COMMENTARY--OK, so the music industry really is as stupid as all those Napster users always said. I know this because I've researched a news story that sounded so odd when I first heard about it on the radio that I just assumed I'd heard incorrectly.
"What do you mean those commercial Napster replacements won't allow me to download music to my MP3 player?" I thought to myself, certain that I'd missed something.
After all, how could the record companies' partners--companies like RealNetworks, Sony, and AOL Time Warner--let them get away with such foolishness? Everyone knows the main reason for downloading music--at least one of the main reasons--is to be able to download it and carry it around, generally on an MP3 player of some sort.
BUT NOOOOOO, these hoity-toity music services--Pressplay and MusicNet by name--aren't going to allow music to be downloaded to a player. For $10 a month, give or take, users will be able to download 30 to 50 songs to their personal computers. And that's as far as the music goes.
Not that being unable to download to MP3 players is such a problem--except for the customers, that is--because these services won't be using MP3 as their format. They'll be using Microsoft's Windows Media format, as well as some proprietary formats of their own. The most important benefit is that these formats were created with "rights management" in mind, meaning the built-in ability to prevent dubbing the music to your player or burning it onto a CD.
These formats will also generally offer better sound quality and/or smaller files than equivalent MP3-formatted music. So, you'd be able to put more hours of music onto your player--if you were able to put it onto your player at all.

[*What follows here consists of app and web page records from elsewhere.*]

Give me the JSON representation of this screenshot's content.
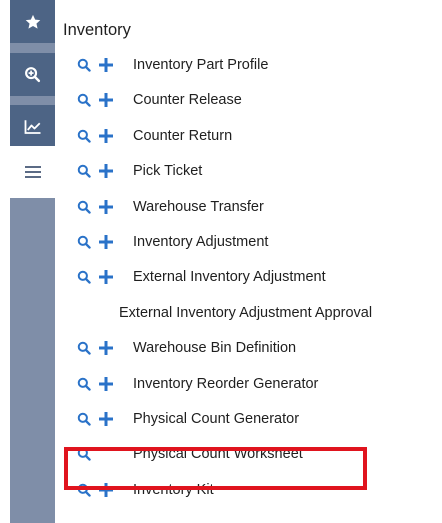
{
  "colors": {
    "rail_bg": "#7f8ea8",
    "rail_button_bg": "#4d6485",
    "accent": "#2a72c8",
    "highlight": "#e0141e"
  },
  "rail": {
    "items": [
      {
        "icon": "star-icon",
        "active": false
      },
      {
        "icon": "zoom-in-icon",
        "active": false
      },
      {
        "icon": "line-chart-icon",
        "active": false
      },
      {
        "icon": "hamburger-menu-icon",
        "active": true
      }
    ]
  },
  "menu": {
    "title": "Inventory",
    "items": [
      {
        "label": "Inventory Part Profile",
        "search": true,
        "add": true
      },
      {
        "label": "Counter Release",
        "search": true,
        "add": true
      },
      {
        "label": "Counter Return",
        "search": true,
        "add": true
      },
      {
        "label": "Pick Ticket",
        "search": true,
        "add": true
      },
      {
        "label": "Warehouse Transfer",
        "search": true,
        "add": true
      },
      {
        "label": "Inventory Adjustment",
        "search": true,
        "add": true
      },
      {
        "label": "External Inventory Adjustment",
        "search": true,
        "add": true
      },
      {
        "label": "External Inventory Adjustment Approval",
        "search": false,
        "add": false
      },
      {
        "label": "Warehouse Bin Definition",
        "search": true,
        "add": true
      },
      {
        "label": "Inventory Reorder Generator",
        "search": true,
        "add": true
      },
      {
        "label": "Physical Count Generator",
        "search": true,
        "add": true
      },
      {
        "label": "Physical Count Worksheet",
        "search": true,
        "add": false,
        "highlighted": true
      },
      {
        "label": "Inventory Kit",
        "search": true,
        "add": true
      }
    ]
  }
}
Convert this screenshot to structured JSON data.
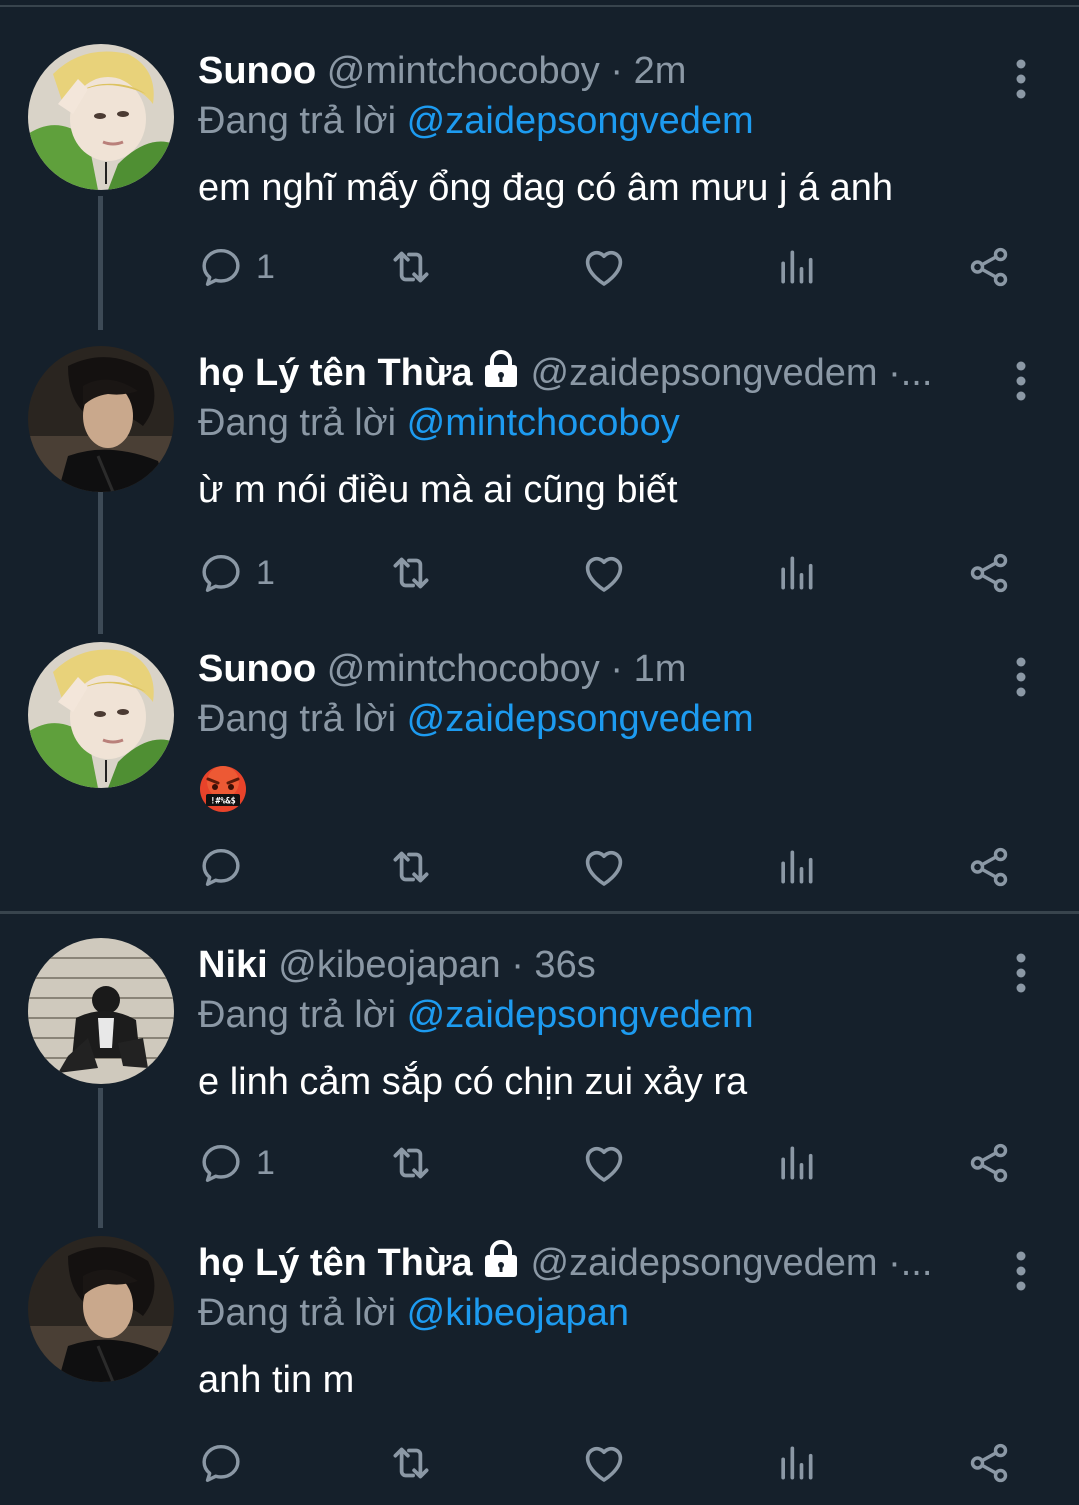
{
  "colors": {
    "background": "#15202b",
    "name": "#ffffff",
    "handle": "#8b98a5",
    "mention": "#1d9bf0",
    "icon": "#8b98a5",
    "divider": "#38444d"
  },
  "tweets": [
    {
      "display_name": "Sunoo",
      "handle_meta": "@mintchocoboy · 2m",
      "reply_prefix": "Đang trả lời",
      "reply_to": "@zaidepsongvedem",
      "text": "em nghĩ mấy ổng đag có âm mưu j á anh",
      "reply_count": "1",
      "protected": false,
      "avatar": "sunoo-avatar"
    },
    {
      "display_name": "họ Lý tên Thừa",
      "handle_meta": "@zaidepsongvedem ·...",
      "reply_prefix": "Đang trả lời",
      "reply_to": "@mintchocoboy",
      "text": "ừ m nói điều mà ai cũng biết",
      "reply_count": "1",
      "protected": true,
      "avatar": "thua-avatar"
    },
    {
      "display_name": "Sunoo",
      "handle_meta": "@mintchocoboy · 1m",
      "reply_prefix": "Đang trả lời",
      "reply_to": "@zaidepsongvedem",
      "text": "",
      "emoji": "face-with-symbols-on-mouth",
      "reply_count": "",
      "protected": false,
      "avatar": "sunoo-avatar"
    },
    {
      "display_name": "Niki",
      "handle_meta": "@kibeojapan · 36s",
      "reply_prefix": "Đang trả lời",
      "reply_to": "@zaidepsongvedem",
      "text": "e linh cảm sắp có chịn zui xảy ra",
      "reply_count": "1",
      "protected": false,
      "avatar": "niki-avatar"
    },
    {
      "display_name": "họ Lý tên Thừa",
      "handle_meta": "@zaidepsongvedem ·...",
      "reply_prefix": "Đang trả lời",
      "reply_to": "@kibeojapan",
      "text": "anh tin m",
      "reply_count": "",
      "protected": true,
      "avatar": "thua-avatar"
    }
  ],
  "icons": {
    "reply": "reply-icon",
    "retweet": "retweet-icon",
    "like": "heart-icon",
    "views": "views-icon",
    "share": "share-icon",
    "more": "more-vertical-icon",
    "lock": "lock-icon"
  }
}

Nice Catch-22: The same technology that makes it impossible to copy the music also makes the files smaller if you were able to copy it.
I KNOW ALL THIS because on yesterday's AnchorDesk radio program I spoke to Rick Dube, who follows these things as an analyst at Webnoize, the new media consulting firm. Dube sounded about as nonplussed as I am by all this, and warned that this prohibition could turn the companies into losers right from the start. (Listen to the interview.)

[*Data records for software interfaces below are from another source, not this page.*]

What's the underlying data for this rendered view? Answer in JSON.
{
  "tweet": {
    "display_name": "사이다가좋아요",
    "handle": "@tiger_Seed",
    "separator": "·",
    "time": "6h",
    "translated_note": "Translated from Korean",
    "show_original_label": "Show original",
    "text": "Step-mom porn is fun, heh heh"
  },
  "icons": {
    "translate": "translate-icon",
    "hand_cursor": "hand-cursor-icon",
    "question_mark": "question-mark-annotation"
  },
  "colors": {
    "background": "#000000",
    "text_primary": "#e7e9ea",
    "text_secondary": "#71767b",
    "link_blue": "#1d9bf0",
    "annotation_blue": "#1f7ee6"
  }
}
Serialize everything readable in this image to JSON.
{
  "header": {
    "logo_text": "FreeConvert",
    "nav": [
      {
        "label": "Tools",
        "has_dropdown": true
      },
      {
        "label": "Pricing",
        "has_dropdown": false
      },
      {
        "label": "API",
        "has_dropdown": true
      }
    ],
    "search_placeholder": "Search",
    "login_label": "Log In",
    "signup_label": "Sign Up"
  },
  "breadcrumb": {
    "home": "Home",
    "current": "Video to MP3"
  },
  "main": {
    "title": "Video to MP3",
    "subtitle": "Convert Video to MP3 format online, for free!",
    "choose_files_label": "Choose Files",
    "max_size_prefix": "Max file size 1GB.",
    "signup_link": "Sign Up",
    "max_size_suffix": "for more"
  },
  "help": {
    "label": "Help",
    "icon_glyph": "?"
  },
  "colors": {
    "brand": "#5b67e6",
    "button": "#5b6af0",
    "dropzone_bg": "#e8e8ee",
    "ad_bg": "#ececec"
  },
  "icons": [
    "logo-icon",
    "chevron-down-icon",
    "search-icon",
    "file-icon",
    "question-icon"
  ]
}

Furthermore, the sorts of people who'd be willing to play $10 to download a fairly limited number of songs--say, people who want to keep up with the hot hits--may already be very nicely serviced by music radio stations, Dube said, further undercutting the services' initial appeal when they roll out over the next six months or so.
I would suggest we all boycott MusicNet and Pressplay as an appropriate reward for their foolishness. But that would require actually playing attention to them, and from what I've seen, it's more likely customers will look but not buy without any encouragement from me whatsoever.
THE AWFUL PART is that we really do need a legal (and inexpensive) way for consumers to download music. But it has to be music that can be used just like music from the CDs we now own--freely copyable to our portable devices.
The danger is that by screwing up their initial releases, the new services will chase potential customers away. If that happens, it will be a long time before they return to take another look.
There is still time for the record companies and their Internet industry patsies to do the right thing. But when the music industry is involved, that's not what we've come to expect. So let's just sit on the sidelines and watch big music shoot itself in the foot.
Tomorrow on AnchorDesk Radio: David interviews Intuit Chairman Scott Cook and IDC Analyst Alex Slawsby
What do you think of the music industry's latest lame idea? TalkBack to me.